Saturday, the day of my departure, came all too quickly for my liking. I was awake and finishing packing around 6:30 a.m., since my driver was to pick me up at 7:40 to take me to the airport. I had missed the first few rays of sun that peeked out from the horizon, but the sun was still in the early stages of climbing above the tops of skyscrapers and trees, so I managed to capture a gorgeous photo of that.
Mary awoke to walk me downstairs and said goodbye; nobody else on our floor was around because they had stayed out all night in order to party and watch the sunrise. My driver was there, as promised, and as I hugged Mary goodbye I could feel myself beginning to choke up, even though I had promised myself that I wouldn’t. Exactly at the moment, I was about to get in the car the rest of our group walked up, so I did get to say goodbye to everyone in the end. A couple of them teared up, and soon after I could feel my own defeat in holding back tears, so I hastily said goodbye and hopped into the car where I proceeded to rain silent tears almost the entire hour-long drive to the airport.
Five weeks isn’t a long time, really, in the large scheme of things, but when you have spent almost every waking moment with these new friends you make, traveling to new places, and adjusting yourself to life in another place so entirely different than where you are from, it really is like leaving home. I was reminded of my freshman year of college when my mom had dropped me off, moved me in, and then finally had to leave. I just stood in the doorway to my dormitory hall looking off in the direction she had walked because I was so sad I had absolutely no idea what to do with myself.

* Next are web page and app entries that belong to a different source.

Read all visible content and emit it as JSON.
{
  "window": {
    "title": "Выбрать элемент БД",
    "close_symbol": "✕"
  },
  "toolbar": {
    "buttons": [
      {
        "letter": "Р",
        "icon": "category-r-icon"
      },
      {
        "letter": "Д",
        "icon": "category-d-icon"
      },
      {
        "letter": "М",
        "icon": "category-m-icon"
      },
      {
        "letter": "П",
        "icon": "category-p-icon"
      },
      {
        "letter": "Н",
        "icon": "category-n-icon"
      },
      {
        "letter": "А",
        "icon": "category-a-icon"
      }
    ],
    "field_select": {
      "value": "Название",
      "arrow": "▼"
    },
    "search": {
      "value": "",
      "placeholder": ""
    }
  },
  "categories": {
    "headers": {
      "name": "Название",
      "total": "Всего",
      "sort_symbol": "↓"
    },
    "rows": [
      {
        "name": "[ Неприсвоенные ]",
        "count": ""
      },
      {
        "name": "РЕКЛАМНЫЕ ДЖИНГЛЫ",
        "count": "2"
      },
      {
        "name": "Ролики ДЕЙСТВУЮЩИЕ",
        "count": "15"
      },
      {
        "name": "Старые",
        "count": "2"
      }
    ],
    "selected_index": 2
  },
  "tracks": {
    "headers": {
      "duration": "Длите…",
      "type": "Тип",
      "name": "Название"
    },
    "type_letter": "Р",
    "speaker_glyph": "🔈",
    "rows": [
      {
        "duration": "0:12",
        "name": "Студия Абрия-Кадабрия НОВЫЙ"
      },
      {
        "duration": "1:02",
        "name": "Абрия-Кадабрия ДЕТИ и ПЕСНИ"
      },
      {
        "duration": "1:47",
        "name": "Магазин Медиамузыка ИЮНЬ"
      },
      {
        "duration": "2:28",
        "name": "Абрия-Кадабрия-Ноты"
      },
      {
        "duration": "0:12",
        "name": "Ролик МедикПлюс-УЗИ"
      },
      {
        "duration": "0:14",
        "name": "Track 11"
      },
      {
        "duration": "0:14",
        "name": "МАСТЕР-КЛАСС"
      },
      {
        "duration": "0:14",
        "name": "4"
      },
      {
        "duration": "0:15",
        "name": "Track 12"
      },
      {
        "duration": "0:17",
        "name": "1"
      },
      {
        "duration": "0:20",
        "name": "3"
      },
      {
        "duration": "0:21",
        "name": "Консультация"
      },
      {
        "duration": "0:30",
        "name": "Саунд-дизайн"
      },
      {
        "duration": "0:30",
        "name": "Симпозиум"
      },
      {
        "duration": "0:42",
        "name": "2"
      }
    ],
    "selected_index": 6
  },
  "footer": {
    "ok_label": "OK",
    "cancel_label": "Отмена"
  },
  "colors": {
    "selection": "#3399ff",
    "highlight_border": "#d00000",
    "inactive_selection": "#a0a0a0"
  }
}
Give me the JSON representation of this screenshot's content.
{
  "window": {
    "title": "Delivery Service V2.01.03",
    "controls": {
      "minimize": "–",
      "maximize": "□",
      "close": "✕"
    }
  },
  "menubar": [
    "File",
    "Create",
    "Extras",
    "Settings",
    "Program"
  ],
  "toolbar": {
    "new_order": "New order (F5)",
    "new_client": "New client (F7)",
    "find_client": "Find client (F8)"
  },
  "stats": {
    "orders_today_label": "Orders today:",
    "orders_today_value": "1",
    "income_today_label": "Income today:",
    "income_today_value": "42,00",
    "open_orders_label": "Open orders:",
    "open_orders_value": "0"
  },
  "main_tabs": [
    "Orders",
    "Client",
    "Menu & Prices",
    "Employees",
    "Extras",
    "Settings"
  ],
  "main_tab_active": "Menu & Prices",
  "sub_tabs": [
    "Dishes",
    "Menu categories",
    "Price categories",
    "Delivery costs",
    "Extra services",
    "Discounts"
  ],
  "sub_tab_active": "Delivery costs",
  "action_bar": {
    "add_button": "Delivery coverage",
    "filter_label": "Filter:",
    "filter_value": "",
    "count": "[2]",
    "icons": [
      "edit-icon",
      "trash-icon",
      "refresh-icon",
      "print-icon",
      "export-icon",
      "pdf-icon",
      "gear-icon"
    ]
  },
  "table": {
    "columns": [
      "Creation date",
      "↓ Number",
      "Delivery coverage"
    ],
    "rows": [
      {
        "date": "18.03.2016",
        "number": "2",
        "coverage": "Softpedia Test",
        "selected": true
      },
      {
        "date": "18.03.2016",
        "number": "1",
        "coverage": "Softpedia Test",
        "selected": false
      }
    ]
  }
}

And so ends my brief, and extensive, stay in Moscow, Russia…for now! I am hoping to return one day, and because I will be tutoring Russian next year at university, I will retain everything I have learned abroad and will also continue my study of this difficult and fascinating language. I could not be more pleased about how this experience turned out for me, and will never forget the kind, talented and awesome people I met while there. But, don’t go away! I will be back next week with, not adventures, sadly, but some general information of things I have learned about study abroad in general, applying to scholarships for study abroad, travel, Moscow, Moscovites, etc. So stay tuned! до свидания!